I first heard of Les Ballets Nègres during my own dancing years as part of an African troupe based in Brighton called Mashango. I remember speeding along a motorway in a sweaty van, the drums and costumes in the back, en route to gigs in the Isle of Wight, Wolverhampton, Horsham. I remember stage fright, the spotlights suspended above my head as we danced, the heat and mirrors of dressing rooms, and how much more exciting all this was than sitting in the library studying for my media degree. Dancing was what I loved, yet writing was what I was meant for, which is why when it eventually came to the question of which road to take, I chose to write. And then I did what I thought I wouldn’t do; I wrote a book about dancing.
The Wonder is the rise-and-fall story of a dance troupe in sixties London, inspired by the lives of Alvin Ailey and Vaslav Nijinsky as well as Les Ballets Nègres.

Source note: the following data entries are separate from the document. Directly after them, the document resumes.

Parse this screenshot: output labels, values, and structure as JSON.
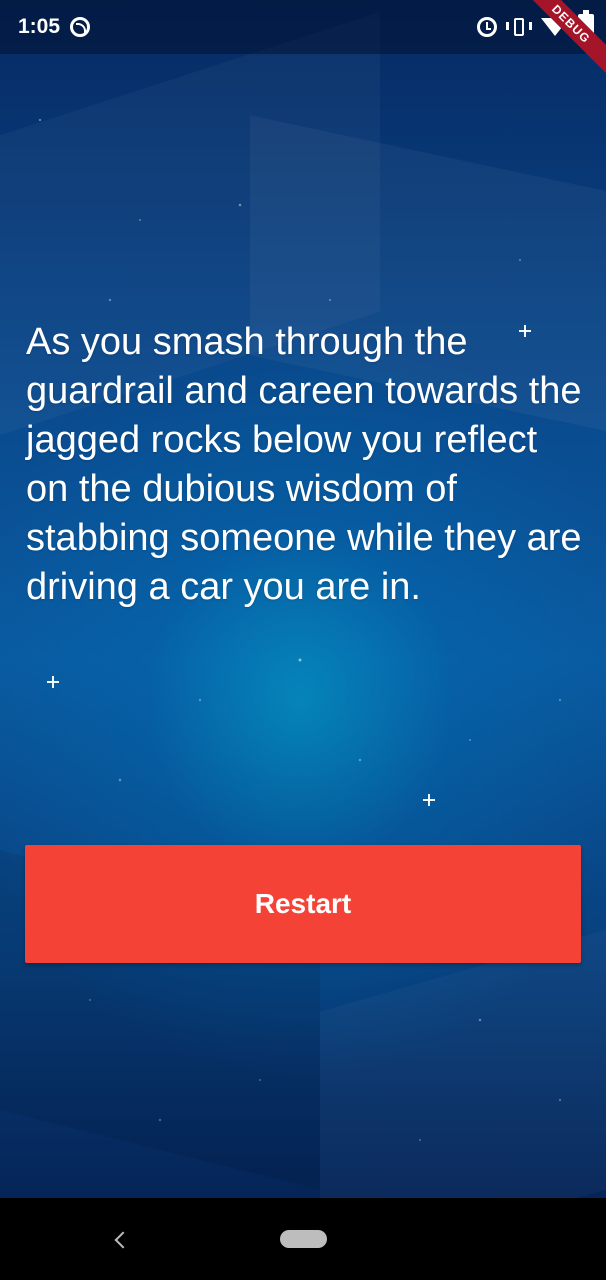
{
  "status_bar": {
    "time": "1:05",
    "icons": [
      "sync-icon",
      "alarm-icon",
      "vibrate-icon",
      "wifi-icon",
      "battery-charging-icon"
    ]
  },
  "debug_banner": {
    "label": "DEBUG",
    "color": "#a4152a"
  },
  "story": {
    "text": "As you smash through the guardrail and careen towards the jagged rocks below you reflect on the dubious wisdom of stabbing someone while they are driving a car you are in."
  },
  "restart_button": {
    "label": "Restart",
    "color": "#f44336"
  },
  "nav_bar": {
    "icons": [
      "back-icon",
      "home-pill-icon"
    ]
  },
  "colors": {
    "background_top": "#062a63",
    "background_mid": "#0a5aa0",
    "text": "#ffffff"
  }
}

The two strongest images in my head as I began writing were of that sweaty Mashango van cruising along the tarmac, and a dark, silent room in which a man lay dead, the door locked from the inside. The Les Ballet Nègres story has always fascinated me. Berto Pasuka (real name Wilbert Passley) arrived in the UK in 1939 from Jamaica with a trunk of his things and a little money. He and fellow Jamaican Richie Riley founded the troupe together, drawing their inspiration from African and Caribbean folk tales and culture, their signature work, ‘Market Day’, a depiction of a Jamaican market. But the company survived only six years, despite its frenzied success, despite one audience in Amsterdam having to spread into the orchestra pit because of high demand, or the enthused patronage of Dame Sybil Thorndike and Viscountess Simon. At the height of their fame the company were performing only in first-class theatres and opera houses, but with no established funding and its reliance on box-office takings, it floundered. Ten years after its final performance, in 1963, Pasuka was mysteriously found dead in his home. According to one account there were suspicions of ‘foul play’, but no concrete explanation has ever been found.

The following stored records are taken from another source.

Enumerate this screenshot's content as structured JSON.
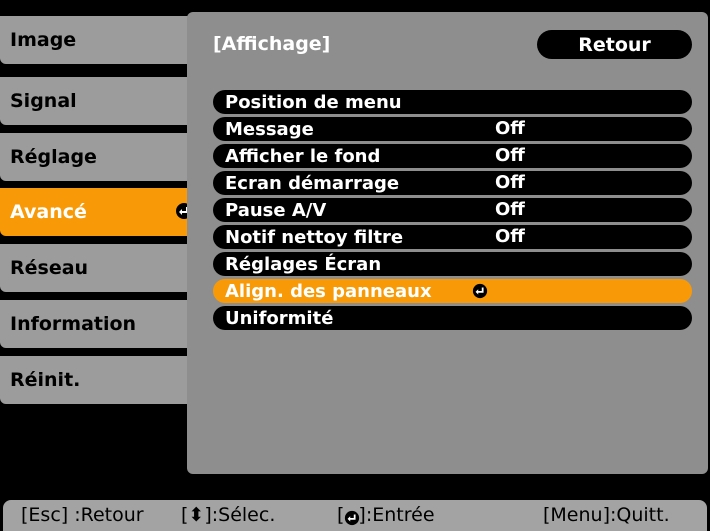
{
  "sidebar": {
    "items": [
      {
        "label": "Image"
      },
      {
        "label": "Signal"
      },
      {
        "label": "Réglage"
      },
      {
        "label": "Avancé"
      },
      {
        "label": "Réseau"
      },
      {
        "label": "Information"
      },
      {
        "label": "Réinit."
      }
    ],
    "active_index": 3
  },
  "panel": {
    "title": "[Affichage]",
    "back_label": "Retour",
    "rows": [
      {
        "label": "Position de menu",
        "value": ""
      },
      {
        "label": "Message",
        "value": "Off"
      },
      {
        "label": "Afficher le fond",
        "value": "Off"
      },
      {
        "label": "Ecran démarrage",
        "value": "Off"
      },
      {
        "label": "Pause A/V",
        "value": "Off"
      },
      {
        "label": "Notif nettoy filtre",
        "value": "Off"
      },
      {
        "label": "Réglages Écran",
        "value": ""
      },
      {
        "label": "Align. des panneaux",
        "value": ""
      },
      {
        "label": "Uniformité",
        "value": ""
      }
    ],
    "selected_index": 7
  },
  "help_bar": {
    "esc": "[Esc] :Retour",
    "select_prefix": "[",
    "select_suffix": "]:Sélec.",
    "enter_prefix": "[",
    "enter_suffix": "]:Entrée",
    "menu": "[Menu]:Quitt."
  },
  "colors": {
    "accent": "#f89a08",
    "tab": "#9c9c9c",
    "panel": "#8e8e8e",
    "background": "#000000"
  }
}
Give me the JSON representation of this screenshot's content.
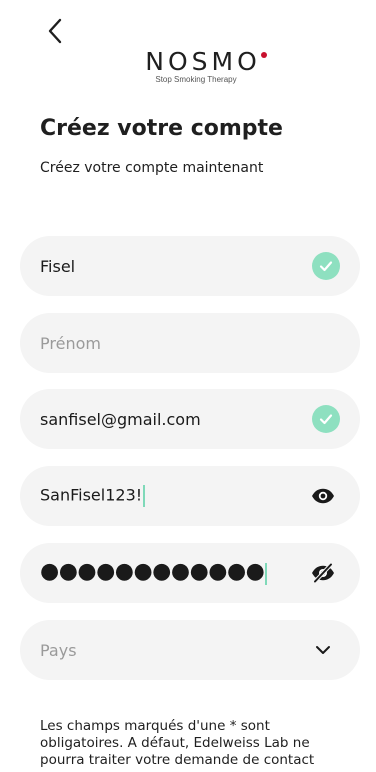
{
  "logo": {
    "wordmark": "NOSMO",
    "tagline": "Stop Smoking Therapy",
    "accent_color": "#c8102e"
  },
  "header": {
    "back_icon": "chevron-left-icon"
  },
  "title": "Créez votre compte",
  "subtitle": "Créez votre compte maintenant",
  "form": {
    "last_name": {
      "value": "Fisel",
      "valid": true
    },
    "first_name": {
      "placeholder": "Prénom",
      "value": ""
    },
    "email": {
      "value": "sanfisel@gmail.com",
      "valid": true
    },
    "password": {
      "value": "SanFisel123!",
      "visibility_icon": "eye-icon"
    },
    "password_confirm": {
      "masked": "●●●●●●●●●●●●",
      "visibility_icon": "eye-off-icon"
    },
    "country": {
      "placeholder": "Pays",
      "icon": "chevron-down-icon"
    }
  },
  "notice": "Les champs marqués d'une * sont obligatoires. A défaut, Edelweiss Lab ne pourra traiter votre demande de contact",
  "colors": {
    "field_bg": "#f4f4f4",
    "check_bg": "#8ee0c0",
    "caret": "#7fd9b9",
    "text": "#1a1a1a",
    "placeholder": "#9a9a9a"
  }
}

During my research I watched old, grainy Les Ballets Nègres footage (Ballet Black, an Arts Council documentary made in 1986), which seemed vulnerable in its rarity, its lonesome endeavour to capture an important moment in British dance history. The Wonder is an attempt to concoct the drama, mystery, glamour, disappointment and instability of the dance world, at the same time as saluting Les Ballets Nègres, who remain a great source of inspiration to black British dancers today yet have never received the continuing acknowledgement they deserve.
© Diana Evans
To learn more about Les Ballets Nègres visit www.positivestepsassociates.com.